Write out the records word for word, with no pictures.

SOURCE DATA START

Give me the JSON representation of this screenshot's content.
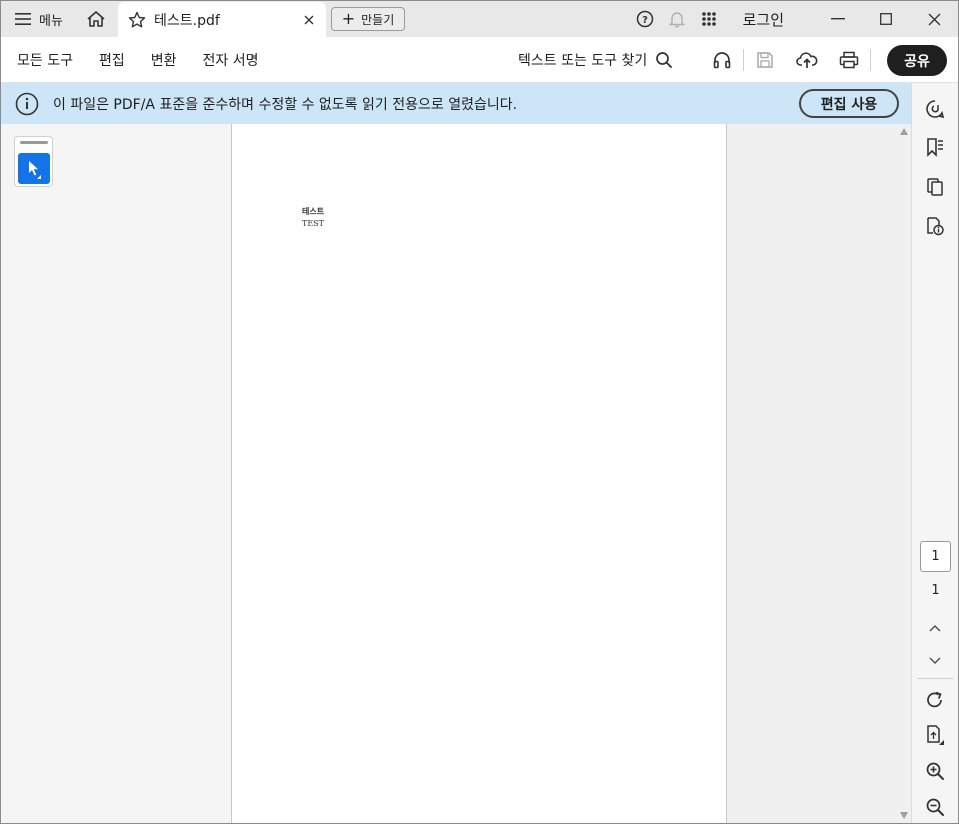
{
  "titlebar": {
    "menu_label": "메뉴",
    "tab_label": "테스트.pdf",
    "create_label": "만들기",
    "login_label": "로그인"
  },
  "toolbar": {
    "menus": [
      "모든 도구",
      "편집",
      "변환",
      "전자 서명"
    ],
    "search_label": "텍스트 또는 도구 찾기",
    "share_label": "공유"
  },
  "infobar": {
    "message": "이 파일은 PDF/A 표준을 준수하며 수정할 수 없도록 읽기 전용으로 열렸습니다.",
    "edit_label": "편집 사용"
  },
  "document": {
    "line1": "테스트",
    "line2": "TEST"
  },
  "pager": {
    "current": "1",
    "total": "1"
  },
  "colors": {
    "accent": "#1473e6",
    "infobar_bg": "#cde6f7"
  }
}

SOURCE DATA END

- [WRITTEN REPLY]:
Give me the JSON representation of this screenshot's content.
{
  "titlebar": {
    "menu_label": "메뉴",
    "tab_label": "테스트.pdf",
    "create_label": "만들기",
    "login_label": "로그인"
  },
  "toolbar": {
    "menus": [
      "모든 도구",
      "편집",
      "변환",
      "전자 서명"
    ],
    "search_label": "텍스트 또는 도구 찾기",
    "share_label": "공유"
  },
  "infobar": {
    "message": "이 파일은 PDF/A 표준을 준수하며 수정할 수 없도록 읽기 전용으로 열렸습니다.",
    "edit_label": "편집 사용"
  },
  "document": {
    "line1": "테스트",
    "line2": "TEST"
  },
  "pager": {
    "current": "1",
    "total": "1"
  },
  "colors": {
    "accent": "#1473e6",
    "infobar_bg": "#cde6f7"
  }
}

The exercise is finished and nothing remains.